---------- Provided material

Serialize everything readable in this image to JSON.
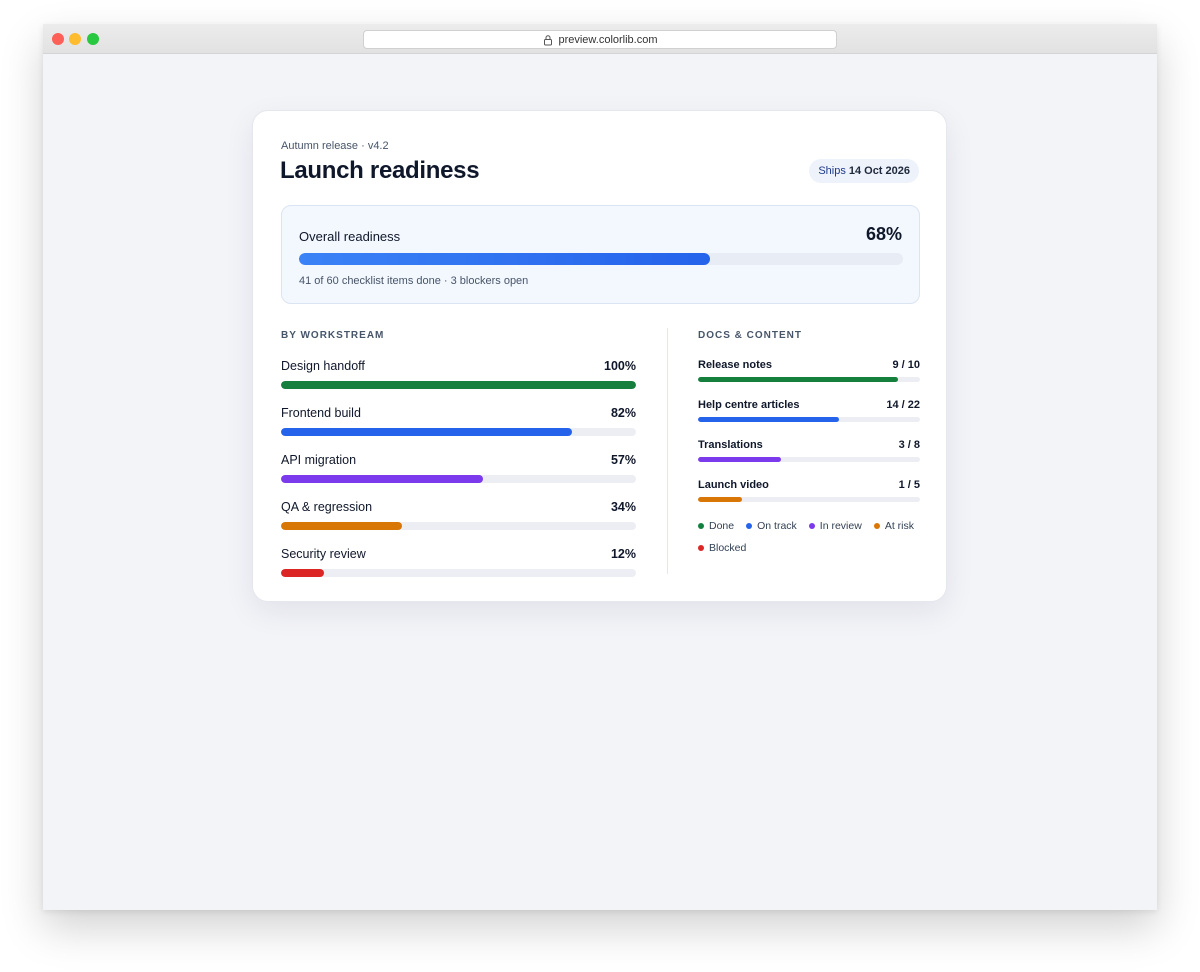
{
  "browser": {
    "url": "preview.colorlib.com"
  },
  "header": {
    "eyebrow": "Autumn release · v4.2",
    "title": "Launch readiness",
    "ship_prefix": "Ships",
    "ship_date": "14 Oct 2026"
  },
  "overall": {
    "label": "Overall readiness",
    "percent_label": "68%",
    "percent": 68,
    "summary": "41 of 60 checklist items done · 3 blockers open"
  },
  "workstreams": {
    "heading": "BY WORKSTREAM",
    "items": [
      {
        "label": "Design handoff",
        "percent_label": "100%",
        "percent": 100,
        "color": "#15803d"
      },
      {
        "label": "Frontend build",
        "percent_label": "82%",
        "percent": 82,
        "color": "#2563eb"
      },
      {
        "label": "API migration",
        "percent_label": "57%",
        "percent": 57,
        "color": "#7c3aed"
      },
      {
        "label": "QA & regression",
        "percent_label": "34%",
        "percent": 34,
        "color": "#d97706"
      },
      {
        "label": "Security review",
        "percent_label": "12%",
        "percent": 12,
        "color": "#dc2626"
      }
    ]
  },
  "docs": {
    "heading": "DOCS & CONTENT",
    "items": [
      {
        "label": "Release notes",
        "count": "9 / 10",
        "done": 9,
        "total": 10,
        "color": "#15803d"
      },
      {
        "label": "Help centre articles",
        "count": "14 / 22",
        "done": 14,
        "total": 22,
        "color": "#2563eb"
      },
      {
        "label": "Translations",
        "count": "3 / 8",
        "done": 3,
        "total": 8,
        "color": "#7c3aed"
      },
      {
        "label": "Launch video",
        "count": "1 / 5",
        "done": 1,
        "total": 5,
        "color": "#d97706"
      }
    ]
  },
  "legend": [
    {
      "label": "Done",
      "color": "#15803d"
    },
    {
      "label": "On track",
      "color": "#2563eb"
    },
    {
      "label": "In review",
      "color": "#7c3aed"
    },
    {
      "label": "At risk",
      "color": "#d97706"
    },
    {
      "label": "Blocked",
      "color": "#dc2626"
    }
  ]
}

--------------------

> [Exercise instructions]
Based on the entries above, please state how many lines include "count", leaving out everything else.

> [Written response]
4